What is expected: Retrieve every line of the data holding the word "JSON".

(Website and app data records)
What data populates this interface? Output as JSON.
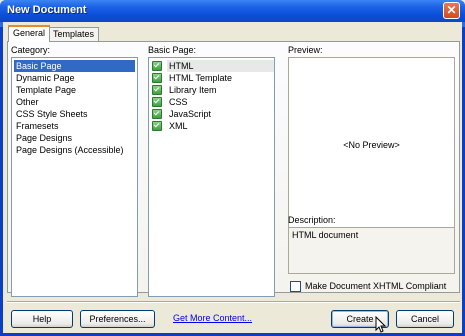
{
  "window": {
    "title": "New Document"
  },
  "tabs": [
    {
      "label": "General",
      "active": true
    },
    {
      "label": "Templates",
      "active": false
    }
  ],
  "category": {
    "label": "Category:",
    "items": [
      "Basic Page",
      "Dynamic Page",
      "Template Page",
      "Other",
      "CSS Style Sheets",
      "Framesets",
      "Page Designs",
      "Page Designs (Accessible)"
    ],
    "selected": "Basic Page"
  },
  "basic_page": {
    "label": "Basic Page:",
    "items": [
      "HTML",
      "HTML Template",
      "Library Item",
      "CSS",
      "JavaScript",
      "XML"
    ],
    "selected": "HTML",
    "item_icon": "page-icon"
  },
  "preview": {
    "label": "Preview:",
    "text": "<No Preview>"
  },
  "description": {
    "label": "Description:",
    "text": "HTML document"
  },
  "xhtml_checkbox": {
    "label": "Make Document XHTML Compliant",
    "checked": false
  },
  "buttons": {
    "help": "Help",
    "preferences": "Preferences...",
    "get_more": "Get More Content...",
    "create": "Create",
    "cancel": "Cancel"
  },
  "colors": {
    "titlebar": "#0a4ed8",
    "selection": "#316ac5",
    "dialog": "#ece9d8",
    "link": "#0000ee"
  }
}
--
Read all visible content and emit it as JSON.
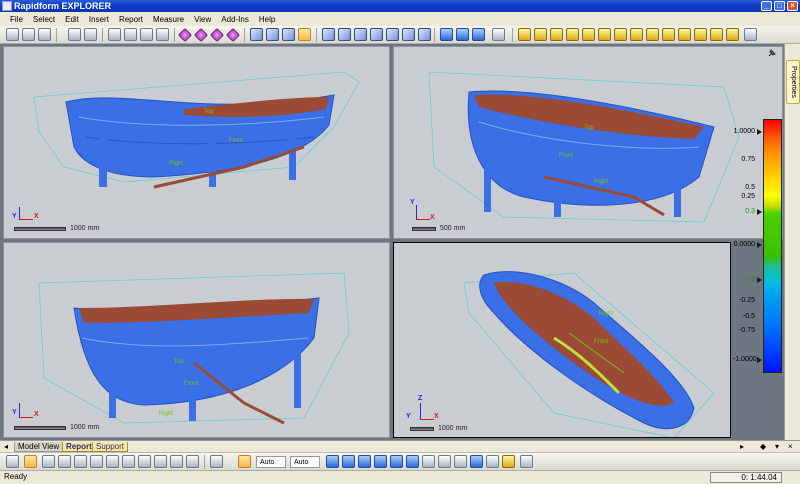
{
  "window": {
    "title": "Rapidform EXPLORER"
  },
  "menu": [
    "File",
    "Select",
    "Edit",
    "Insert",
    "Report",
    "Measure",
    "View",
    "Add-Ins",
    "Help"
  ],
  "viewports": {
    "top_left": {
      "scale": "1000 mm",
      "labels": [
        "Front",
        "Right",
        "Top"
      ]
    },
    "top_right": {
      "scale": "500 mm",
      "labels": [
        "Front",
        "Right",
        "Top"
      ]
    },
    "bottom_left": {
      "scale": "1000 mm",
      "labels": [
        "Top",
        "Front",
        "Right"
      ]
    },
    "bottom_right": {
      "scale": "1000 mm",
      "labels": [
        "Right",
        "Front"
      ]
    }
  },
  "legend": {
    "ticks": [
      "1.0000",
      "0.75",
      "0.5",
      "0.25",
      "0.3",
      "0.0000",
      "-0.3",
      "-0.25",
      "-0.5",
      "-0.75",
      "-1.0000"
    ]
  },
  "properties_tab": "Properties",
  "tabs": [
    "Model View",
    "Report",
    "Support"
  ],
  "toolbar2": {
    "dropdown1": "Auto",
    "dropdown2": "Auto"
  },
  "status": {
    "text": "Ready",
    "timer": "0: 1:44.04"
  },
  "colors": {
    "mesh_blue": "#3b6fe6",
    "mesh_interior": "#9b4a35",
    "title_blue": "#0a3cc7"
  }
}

Output of the exercise:
What data populates this interface? Output as JSON.
Read all visible content and emit it as JSON.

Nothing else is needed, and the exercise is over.